The status dropout rate measures the percentage of individuals who are not enrolled in high school and who do not have a high school credential, irrespective of when they dropped out. In October 2004, status dropouts accounted for 10.3 percent of the 36.5 million 16- through 24-year-olds in the United States in 2004 (table 1). Among all individuals in this age group, status dropout rates declined between 1972 and 2004, from 14.6 percent to 10.3 percent (figure 1).
The status dropout rate of Whites remained lower than that of Blacks in 2004, but over the past three decades the difference between Whites and Blacks has narrowed (figure 1 and table 1). The narrowing of the Black-White gap occurred during the 1980s, with no measurable change during the 1970s or between 1990 and 2004.
The percentage of Hispanics ages 16–24 who were dropouts was consistently higher than that of Blacks and Whites throughout this 32-year period (1972–2004; figure 1 and table 1). White and Black status dropout rates have fallen by about half since 1972; the rates for Whites fell from 12.3 to 6.8 percent and the rates for Blacks declined from 21.3 to 11.8 percent. Between 1972 and 2004, Hispanic status dropout rates have fluctuated considerably but also have demonstrated a long-term decline, falling from 34.3 to 23.8 percent.3 Hispanics also experienced a downward trend in status dropout rates in the more recent period between 1990 and 2004.
| ||Race/ethnicity (percent)2|
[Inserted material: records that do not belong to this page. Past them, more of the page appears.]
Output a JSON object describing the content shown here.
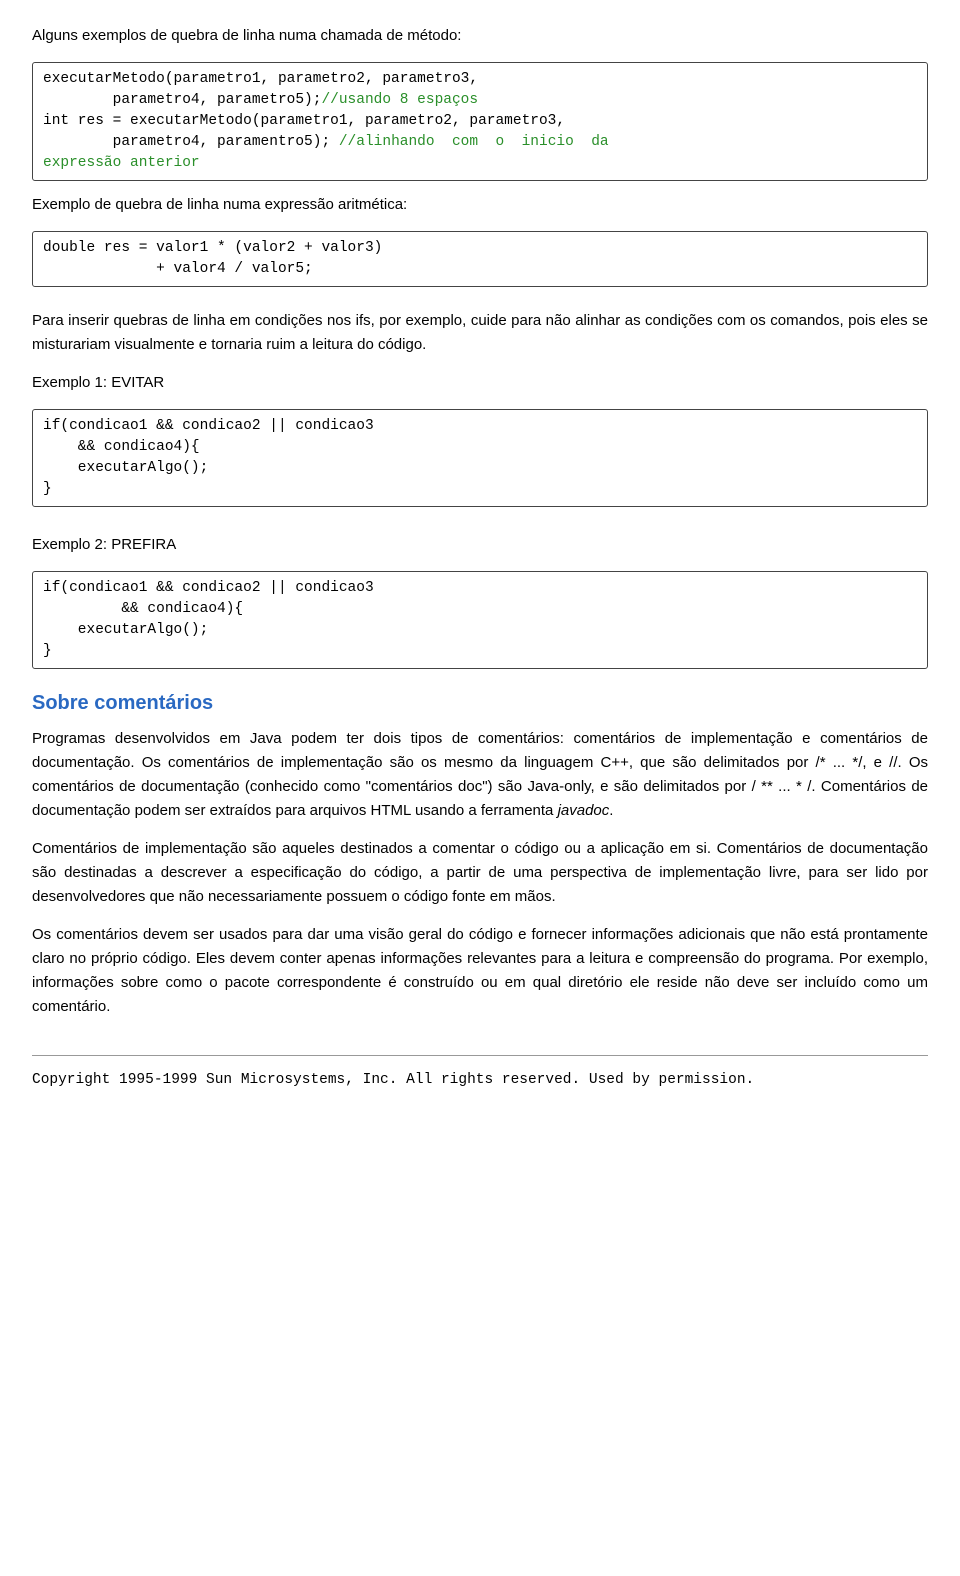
{
  "p_intro": "Alguns exemplos de quebra de linha numa chamada de método:",
  "code1": {
    "l1a": "executarMetodo(parametro1, parametro2, parametro3,",
    "l2a": "        parametro4, parametro5);",
    "l2b": "//usando 8 espaços",
    "l3a": "int res = executarMetodo(parametro1, parametro2, parametro3,",
    "l4a": "        parametro4, paramentro5); ",
    "l4b": "//alinhando  com  o  inicio  da",
    "l5b": "expressão anterior"
  },
  "p_ex_expr": "Exemplo de quebra de linha numa expressão aritmética:",
  "code2": {
    "l1": "double res = valor1 * (valor2 + valor3)",
    "l2": "             + valor4 / valor5;"
  },
  "p_quebras": "Para inserir quebras de linha em condições nos ifs, por exemplo, cuide para não alinhar as condições com os comandos, pois eles se misturariam visualmente e tornaria ruim a leitura do código.",
  "p_evitar": "Exemplo 1: EVITAR",
  "code3": {
    "l1": "if(condicao1 && condicao2 || condicao3",
    "l2": "    && condicao4){",
    "l3": "    executarAlgo();",
    "l4": "}"
  },
  "p_prefira": "Exemplo 2: PREFIRA",
  "code4": {
    "l1": "if(condicao1 && condicao2 || condicao3",
    "l2": "         && condicao4){",
    "l3": "    executarAlgo();",
    "l4": "}"
  },
  "h_coment": "Sobre comentários",
  "p_c1a": "Programas desenvolvidos em Java podem ter dois tipos de comentários: comentários de implementação e comentários de documentação. Os comentários de implementação são os mesmo da linguagem C++, que são delimitados por /* ... */, e //. Os comentários de documentação (conhecido como \"comentários doc\") são Java-only, e são delimitados por / ** ... * /. Comentários de documentação podem ser extraídos para arquivos HTML usando a ferramenta ",
  "p_c1b": "javadoc",
  "p_c1c": ".",
  "p_c2": "Comentários de implementação são aqueles destinados a comentar o código ou a aplicação em si. Comentários de documentação são destinadas a descrever a especificação do código, a partir de uma perspectiva de implementação livre, para ser lido por desenvolvedores que não necessariamente possuem o código fonte em mãos.",
  "p_c3": "Os comentários devem ser usados para dar uma visão geral do código e fornecer informações adicionais que não está prontamente claro no próprio código. Eles devem conter apenas informações relevantes para a leitura e compreensão do programa. Por exemplo, informações sobre como o pacote correspondente é construído ou em qual diretório ele reside não deve ser incluído como um comentário.",
  "footer": "Copyright 1995-1999 Sun Microsystems, Inc. All rights reserved. Used by permission."
}
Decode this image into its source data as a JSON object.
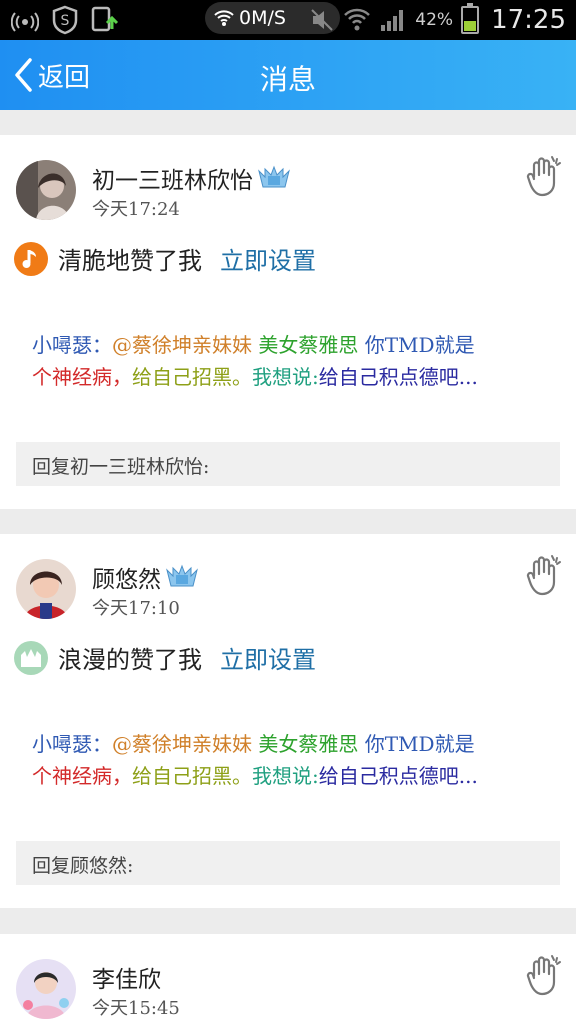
{
  "status_bar": {
    "speed": "0M/S",
    "battery_percent": "42%",
    "battery_level": 0.42,
    "time": "17:25"
  },
  "nav": {
    "back_label": "返回",
    "title": "消息"
  },
  "setting_link": "立即设置",
  "messages": [
    {
      "name": "初一三班林欣怡",
      "time": "今天17:24",
      "like_text": "清脆地赞了我",
      "like_icon": "music-note-icon",
      "like_icon_color": "#f07b16",
      "comment_line1": {
        "author": "小噚瑟：",
        "mention": "@蔡徐坤亲妹妹",
        "part2": "美女蔡雅思",
        "part3": "你TMD就是"
      },
      "comment_line2": {
        "part1": "个神经病，",
        "part2": "给自己招黑。",
        "part3": "我想说:",
        "part4": "给自己积点德吧..."
      },
      "reply_placeholder": "回复初一三班林欣怡:"
    },
    {
      "name": "顾悠然",
      "time": "今天17:10",
      "like_text": "浪漫的赞了我",
      "like_icon": "castle-icon",
      "like_icon_color": "#a8d8b8",
      "comment_line1": {
        "author": "小噚瑟：",
        "mention": "@蔡徐坤亲妹妹",
        "part2": "美女蔡雅思",
        "part3": "你TMD就是"
      },
      "comment_line2": {
        "part1": "个神经病，",
        "part2": "给自己招黑。",
        "part3": "我想说:",
        "part4": "给自己积点德吧..."
      },
      "reply_placeholder": "回复顾悠然:"
    },
    {
      "name": "李佳欣",
      "time": "今天15:45"
    }
  ]
}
1 Estimates beginning in 1987 reflect new editing procedures for cases with missing data on school enrollment items. Estimates beginning in 1992 reflect new wording of the educational attainment item. Estimates beginning in 1994 reflect changes due to newly instituted computer-assisted interviewing. For details about changes in the Current Population Survey (CPS) over time, please see Kaufman, P., Alt, M., and Chapman, C. (2004). Dropout Rates in the United States: 2001 (NCES 2005-046).
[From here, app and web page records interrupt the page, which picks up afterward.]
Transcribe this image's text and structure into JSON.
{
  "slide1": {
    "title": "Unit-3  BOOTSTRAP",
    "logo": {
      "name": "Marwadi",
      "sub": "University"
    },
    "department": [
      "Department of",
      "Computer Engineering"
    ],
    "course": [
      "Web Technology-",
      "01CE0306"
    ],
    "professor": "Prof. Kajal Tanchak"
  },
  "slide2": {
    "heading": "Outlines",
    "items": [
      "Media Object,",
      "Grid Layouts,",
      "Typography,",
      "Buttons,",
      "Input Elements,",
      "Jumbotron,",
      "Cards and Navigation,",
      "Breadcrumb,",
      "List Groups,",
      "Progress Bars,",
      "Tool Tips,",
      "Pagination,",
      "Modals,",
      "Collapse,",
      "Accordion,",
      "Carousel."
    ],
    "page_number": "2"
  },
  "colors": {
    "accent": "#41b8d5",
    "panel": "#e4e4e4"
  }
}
2 Beginning in 2003, respondents were able to identify themselves as being "more than one race." The 2003 White, non-Hispanic and Black, non-Hispanic categories consist of individuals who considered themselves to be one race and who did not identify as Hispanic. The Hispanic category includes Hispanics of all races and racial combinations. Due to small sample size for some or all of the years shown in the table, American Indians/Alaska Natives and Asian/Pacific Islanders are included the totals but not shown separately. The "more than one race" category is also included in the total in 2003 and 2004 but not shown separately due to small sample size.
NOTE: The status dropout rate indicates the percentage of 16- through 24-year-olds who are not enrolled in high school and who lack a high school credential. High school credential includes a high school diploma or equivalent credential such as a General Educational Development (GED) certificate.
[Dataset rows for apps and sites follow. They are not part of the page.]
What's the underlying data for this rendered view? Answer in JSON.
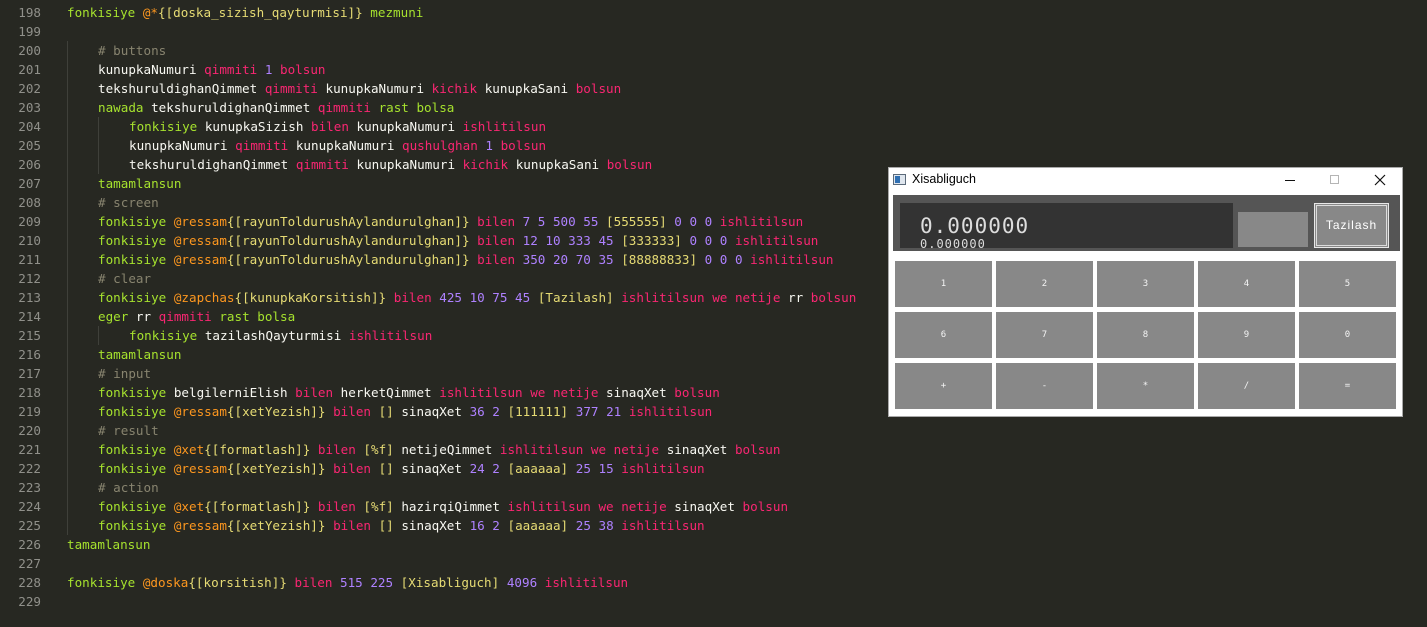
{
  "editor": {
    "lines": [
      {
        "n": "198",
        "indent": 0,
        "tokens": [
          [
            "fn",
            "fonkisiye "
          ],
          [
            "at",
            "@*"
          ],
          [
            "br",
            "{[doska_sizish_qayturmisi]}"
          ],
          [
            "fn",
            " mezmuni"
          ]
        ]
      },
      {
        "n": "199",
        "indent": 0,
        "tokens": []
      },
      {
        "n": "200",
        "indent": 1,
        "tokens": [
          [
            "com",
            "# buttons"
          ]
        ]
      },
      {
        "n": "201",
        "indent": 1,
        "tokens": [
          [
            "ident",
            "kunupkaNumuri "
          ],
          [
            "kw",
            "qimmiti "
          ],
          [
            "num",
            "1 "
          ],
          [
            "kw",
            "bolsun"
          ]
        ]
      },
      {
        "n": "202",
        "indent": 1,
        "tokens": [
          [
            "ident",
            "tekshuruldighanQimmet "
          ],
          [
            "kw",
            "qimmiti "
          ],
          [
            "ident",
            "kunupkaNumuri "
          ],
          [
            "kw",
            "kichik "
          ],
          [
            "ident",
            "kunupkaSani "
          ],
          [
            "kw",
            "bolsun"
          ]
        ]
      },
      {
        "n": "203",
        "indent": 1,
        "tokens": [
          [
            "fn",
            "nawada "
          ],
          [
            "ident",
            "tekshuruldighanQimmet "
          ],
          [
            "kw",
            "qimmiti "
          ],
          [
            "fn",
            "rast bolsa"
          ]
        ]
      },
      {
        "n": "204",
        "indent": 2,
        "tokens": [
          [
            "fn",
            "fonkisiye "
          ],
          [
            "ident",
            "kunupkaSizish "
          ],
          [
            "kw",
            "bilen "
          ],
          [
            "ident",
            "kunupkaNumuri "
          ],
          [
            "kw",
            "ishlitilsun"
          ]
        ]
      },
      {
        "n": "205",
        "indent": 2,
        "tokens": [
          [
            "ident",
            "kunupkaNumuri "
          ],
          [
            "kw",
            "qimmiti "
          ],
          [
            "ident",
            "kunupkaNumuri "
          ],
          [
            "kw",
            "qushulghan "
          ],
          [
            "num",
            "1 "
          ],
          [
            "kw",
            "bolsun"
          ]
        ]
      },
      {
        "n": "206",
        "indent": 2,
        "tokens": [
          [
            "ident",
            "tekshuruldighanQimmet "
          ],
          [
            "kw",
            "qimmiti "
          ],
          [
            "ident",
            "kunupkaNumuri "
          ],
          [
            "kw",
            "kichik "
          ],
          [
            "ident",
            "kunupkaSani "
          ],
          [
            "kw",
            "bolsun"
          ]
        ]
      },
      {
        "n": "207",
        "indent": 1,
        "tokens": [
          [
            "fn",
            "tamamlansun"
          ]
        ]
      },
      {
        "n": "208",
        "indent": 1,
        "tokens": [
          [
            "com",
            "# screen"
          ]
        ]
      },
      {
        "n": "209",
        "indent": 1,
        "tokens": [
          [
            "fn",
            "fonkisiye "
          ],
          [
            "at",
            "@ressam"
          ],
          [
            "br",
            "{[rayunToldurushAylandurulghan]}"
          ],
          [
            "kw",
            " bilen "
          ],
          [
            "num",
            "7 5 500 55 "
          ],
          [
            "br",
            "[555555]"
          ],
          [
            "num",
            " 0 0 0 "
          ],
          [
            "kw",
            "ishlitilsun"
          ]
        ]
      },
      {
        "n": "210",
        "indent": 1,
        "tokens": [
          [
            "fn",
            "fonkisiye "
          ],
          [
            "at",
            "@ressam"
          ],
          [
            "br",
            "{[rayunToldurushAylandurulghan]}"
          ],
          [
            "kw",
            " bilen "
          ],
          [
            "num",
            "12 10 333 45 "
          ],
          [
            "br",
            "[333333]"
          ],
          [
            "num",
            " 0 0 0 "
          ],
          [
            "kw",
            "ishlitilsun"
          ]
        ]
      },
      {
        "n": "211",
        "indent": 1,
        "tokens": [
          [
            "fn",
            "fonkisiye "
          ],
          [
            "at",
            "@ressam"
          ],
          [
            "br",
            "{[rayunToldurushAylandurulghan]}"
          ],
          [
            "kw",
            " bilen "
          ],
          [
            "num",
            "350 20 70 35 "
          ],
          [
            "br",
            "[88888833]"
          ],
          [
            "num",
            " 0 0 0 "
          ],
          [
            "kw",
            "ishlitilsun"
          ]
        ]
      },
      {
        "n": "212",
        "indent": 1,
        "tokens": [
          [
            "com",
            "# clear"
          ]
        ]
      },
      {
        "n": "213",
        "indent": 1,
        "tokens": [
          [
            "fn",
            "fonkisiye "
          ],
          [
            "at",
            "@zapchas"
          ],
          [
            "br",
            "{[kunupkaKorsitish]}"
          ],
          [
            "kw",
            " bilen "
          ],
          [
            "num",
            "425 10 75 45 "
          ],
          [
            "br",
            "[Tazilash]"
          ],
          [
            "kw",
            " ishlitilsun we netije "
          ],
          [
            "ident",
            "rr "
          ],
          [
            "kw",
            "bolsun"
          ]
        ]
      },
      {
        "n": "214",
        "indent": 1,
        "tokens": [
          [
            "fn",
            "eger "
          ],
          [
            "ident",
            "rr "
          ],
          [
            "kw",
            "qimmiti "
          ],
          [
            "fn",
            "rast bolsa"
          ]
        ]
      },
      {
        "n": "215",
        "indent": 2,
        "tokens": [
          [
            "fn",
            "fonkisiye "
          ],
          [
            "ident",
            "tazilashQayturmisi "
          ],
          [
            "kw",
            "ishlitilsun"
          ]
        ]
      },
      {
        "n": "216",
        "indent": 1,
        "tokens": [
          [
            "fn",
            "tamamlansun"
          ]
        ]
      },
      {
        "n": "217",
        "indent": 1,
        "tokens": [
          [
            "com",
            "# input"
          ]
        ]
      },
      {
        "n": "218",
        "indent": 1,
        "tokens": [
          [
            "fn",
            "fonkisiye "
          ],
          [
            "ident",
            "belgilerniElish "
          ],
          [
            "kw",
            "bilen "
          ],
          [
            "ident",
            "herketQimmet "
          ],
          [
            "kw",
            "ishlitilsun we netije "
          ],
          [
            "ident",
            "sinaqXet "
          ],
          [
            "kw",
            "bolsun"
          ]
        ]
      },
      {
        "n": "219",
        "indent": 1,
        "tokens": [
          [
            "fn",
            "fonkisiye "
          ],
          [
            "at",
            "@ressam"
          ],
          [
            "br",
            "{[xetYezish]}"
          ],
          [
            "kw",
            " bilen "
          ],
          [
            "br",
            "[]"
          ],
          [
            "ident",
            " sinaqXet "
          ],
          [
            "num",
            "36 2 "
          ],
          [
            "br",
            "[111111]"
          ],
          [
            "num",
            " 377 21 "
          ],
          [
            "kw",
            "ishlitilsun"
          ]
        ]
      },
      {
        "n": "220",
        "indent": 1,
        "tokens": [
          [
            "com",
            "# result"
          ]
        ]
      },
      {
        "n": "221",
        "indent": 1,
        "tokens": [
          [
            "fn",
            "fonkisiye "
          ],
          [
            "at",
            "@xet"
          ],
          [
            "br",
            "{[formatlash]}"
          ],
          [
            "kw",
            " bilen "
          ],
          [
            "br",
            "[%f]"
          ],
          [
            "ident",
            " netijeQimmet "
          ],
          [
            "kw",
            "ishlitilsun we netije "
          ],
          [
            "ident",
            "sinaqXet "
          ],
          [
            "kw",
            "bolsun"
          ]
        ]
      },
      {
        "n": "222",
        "indent": 1,
        "tokens": [
          [
            "fn",
            "fonkisiye "
          ],
          [
            "at",
            "@ressam"
          ],
          [
            "br",
            "{[xetYezish]}"
          ],
          [
            "kw",
            " bilen "
          ],
          [
            "br",
            "[]"
          ],
          [
            "ident",
            " sinaqXet "
          ],
          [
            "num",
            "24 2 "
          ],
          [
            "br",
            "[aaaaaa]"
          ],
          [
            "num",
            " 25 15 "
          ],
          [
            "kw",
            "ishlitilsun"
          ]
        ]
      },
      {
        "n": "223",
        "indent": 1,
        "tokens": [
          [
            "com",
            "# action"
          ]
        ]
      },
      {
        "n": "224",
        "indent": 1,
        "tokens": [
          [
            "fn",
            "fonkisiye "
          ],
          [
            "at",
            "@xet"
          ],
          [
            "br",
            "{[formatlash]}"
          ],
          [
            "kw",
            " bilen "
          ],
          [
            "br",
            "[%f]"
          ],
          [
            "ident",
            " hazirqiQimmet "
          ],
          [
            "kw",
            "ishlitilsun we netije "
          ],
          [
            "ident",
            "sinaqXet "
          ],
          [
            "kw",
            "bolsun"
          ]
        ]
      },
      {
        "n": "225",
        "indent": 1,
        "tokens": [
          [
            "fn",
            "fonkisiye "
          ],
          [
            "at",
            "@ressam"
          ],
          [
            "br",
            "{[xetYezish]}"
          ],
          [
            "kw",
            " bilen "
          ],
          [
            "br",
            "[]"
          ],
          [
            "ident",
            " sinaqXet "
          ],
          [
            "num",
            "16 2 "
          ],
          [
            "br",
            "[aaaaaa]"
          ],
          [
            "num",
            " 25 38 "
          ],
          [
            "kw",
            "ishlitilsun"
          ]
        ]
      },
      {
        "n": "226",
        "indent": 0,
        "tokens": [
          [
            "fn",
            "tamamlansun"
          ]
        ]
      },
      {
        "n": "227",
        "indent": 0,
        "tokens": []
      },
      {
        "n": "228",
        "indent": 0,
        "tokens": [
          [
            "fn",
            "fonkisiye "
          ],
          [
            "at",
            "@doska"
          ],
          [
            "br",
            "{[korsitish]}"
          ],
          [
            "kw",
            " bilen "
          ],
          [
            "num",
            "515 225 "
          ],
          [
            "br",
            "[Xisabliguch]"
          ],
          [
            "num",
            " 4096 "
          ],
          [
            "kw",
            "ishlitilsun"
          ]
        ]
      },
      {
        "n": "229",
        "indent": 0,
        "tokens": []
      }
    ]
  },
  "calculator": {
    "title": "Xisabliguch",
    "readout_main": "0.000000",
    "readout_small": "0.000000",
    "clear_label": "Tazilash",
    "keys": [
      "1",
      "2",
      "3",
      "4",
      "5",
      "6",
      "7",
      "8",
      "9",
      "0",
      "+",
      "-",
      "*",
      "/",
      "="
    ]
  },
  "colors": {
    "editor_bg": "#272822",
    "keyword": "#f92672",
    "function": "#a6e22e",
    "number": "#ae81ff",
    "comment": "#88846f",
    "decorator": "#fd971f",
    "string": "#e6db74",
    "button_gray": "#888888"
  }
}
SOURCE: Table 8 in Laird, J. DeBell, M. and Chapman, C. (2006). Dropout Rates in the United States: 2004 (2007-024). U.S. Department of Education. Washington, DC: National Center for Education Statistics.